### PROMPT
The answer must consist of every line in the data that contains "accel".

### INFORMATION SUPPLIED
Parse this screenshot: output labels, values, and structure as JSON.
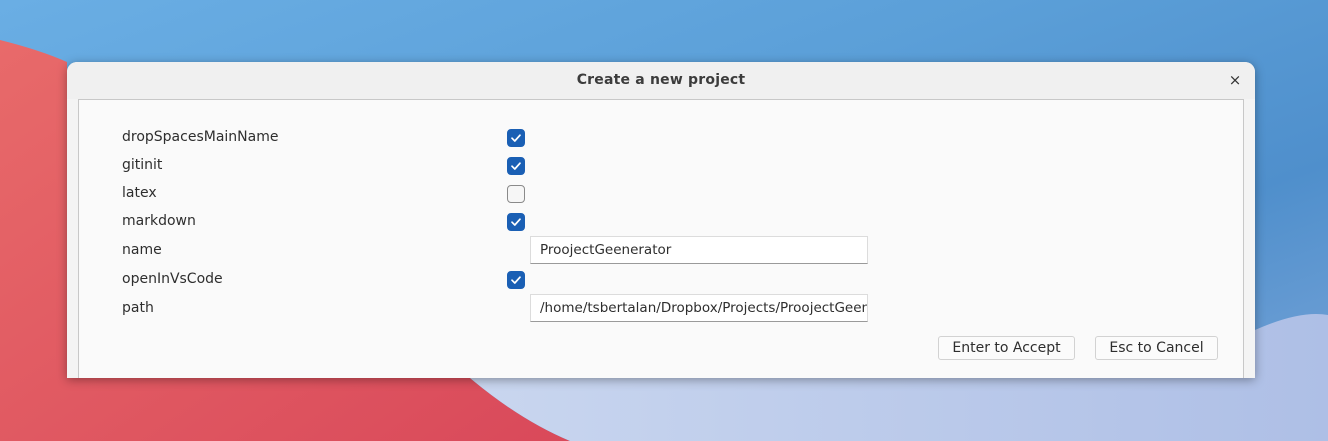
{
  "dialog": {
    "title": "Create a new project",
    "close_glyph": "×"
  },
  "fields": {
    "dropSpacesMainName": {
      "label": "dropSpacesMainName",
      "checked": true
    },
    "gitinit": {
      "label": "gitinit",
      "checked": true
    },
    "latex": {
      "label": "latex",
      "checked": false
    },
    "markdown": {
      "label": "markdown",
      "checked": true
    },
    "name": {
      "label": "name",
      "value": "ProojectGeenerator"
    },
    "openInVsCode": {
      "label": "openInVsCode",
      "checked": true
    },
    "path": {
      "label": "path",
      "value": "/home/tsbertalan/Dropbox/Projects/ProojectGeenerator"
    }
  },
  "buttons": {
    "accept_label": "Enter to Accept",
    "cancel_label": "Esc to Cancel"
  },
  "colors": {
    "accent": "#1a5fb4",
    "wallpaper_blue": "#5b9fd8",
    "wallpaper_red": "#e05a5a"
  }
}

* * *

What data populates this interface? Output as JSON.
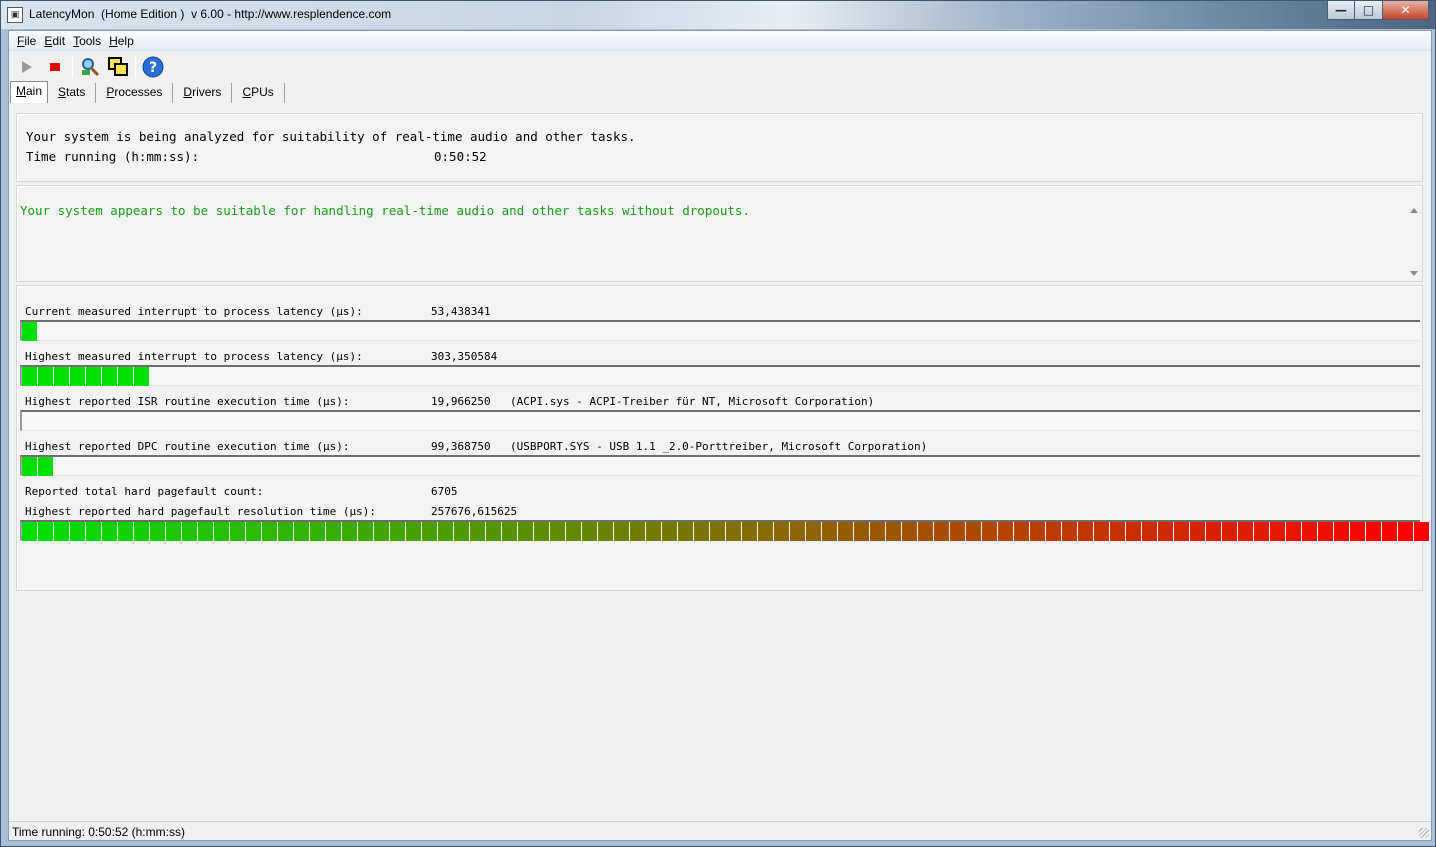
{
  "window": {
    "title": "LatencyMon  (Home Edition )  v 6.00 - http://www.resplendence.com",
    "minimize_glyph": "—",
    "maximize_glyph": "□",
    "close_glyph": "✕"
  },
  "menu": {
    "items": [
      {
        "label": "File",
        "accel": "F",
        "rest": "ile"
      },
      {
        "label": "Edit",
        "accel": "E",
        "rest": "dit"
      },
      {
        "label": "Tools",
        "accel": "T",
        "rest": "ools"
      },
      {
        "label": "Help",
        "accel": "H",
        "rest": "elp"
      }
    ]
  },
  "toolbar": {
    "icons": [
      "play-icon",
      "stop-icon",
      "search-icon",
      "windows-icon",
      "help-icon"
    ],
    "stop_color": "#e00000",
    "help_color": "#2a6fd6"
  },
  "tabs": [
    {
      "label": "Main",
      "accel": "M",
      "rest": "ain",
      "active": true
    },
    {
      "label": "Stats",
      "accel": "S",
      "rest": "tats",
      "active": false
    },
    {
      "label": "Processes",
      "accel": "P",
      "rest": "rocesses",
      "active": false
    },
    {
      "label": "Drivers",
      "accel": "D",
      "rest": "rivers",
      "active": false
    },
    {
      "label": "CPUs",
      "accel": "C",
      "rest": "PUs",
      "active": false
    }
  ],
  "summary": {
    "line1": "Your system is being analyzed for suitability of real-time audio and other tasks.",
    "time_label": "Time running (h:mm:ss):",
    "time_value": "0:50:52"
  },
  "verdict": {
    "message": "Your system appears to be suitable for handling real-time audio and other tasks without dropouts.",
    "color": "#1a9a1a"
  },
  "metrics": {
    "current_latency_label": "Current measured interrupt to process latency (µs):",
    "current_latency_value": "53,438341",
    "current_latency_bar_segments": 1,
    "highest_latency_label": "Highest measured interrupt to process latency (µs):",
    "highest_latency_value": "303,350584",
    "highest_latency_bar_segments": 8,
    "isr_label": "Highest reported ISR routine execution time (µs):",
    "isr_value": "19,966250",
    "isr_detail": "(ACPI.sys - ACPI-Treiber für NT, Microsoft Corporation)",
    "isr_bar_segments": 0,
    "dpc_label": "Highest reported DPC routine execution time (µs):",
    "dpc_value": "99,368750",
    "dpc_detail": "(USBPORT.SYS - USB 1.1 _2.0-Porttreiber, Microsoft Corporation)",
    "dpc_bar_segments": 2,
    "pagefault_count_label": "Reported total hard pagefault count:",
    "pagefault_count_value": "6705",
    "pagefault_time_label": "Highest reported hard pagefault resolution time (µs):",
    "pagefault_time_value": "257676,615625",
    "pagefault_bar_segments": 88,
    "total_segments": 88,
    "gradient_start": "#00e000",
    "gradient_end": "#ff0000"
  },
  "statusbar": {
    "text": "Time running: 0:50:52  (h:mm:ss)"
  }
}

### SOLUTION FOR THIS EXERCISE
        "accel": "F",
        "accel": "E",
        "accel": "T",
        "accel": "H",
      "accel": "M",
      "accel": "S",
      "accel": "P",
      "accel": "D",
      "accel": "C",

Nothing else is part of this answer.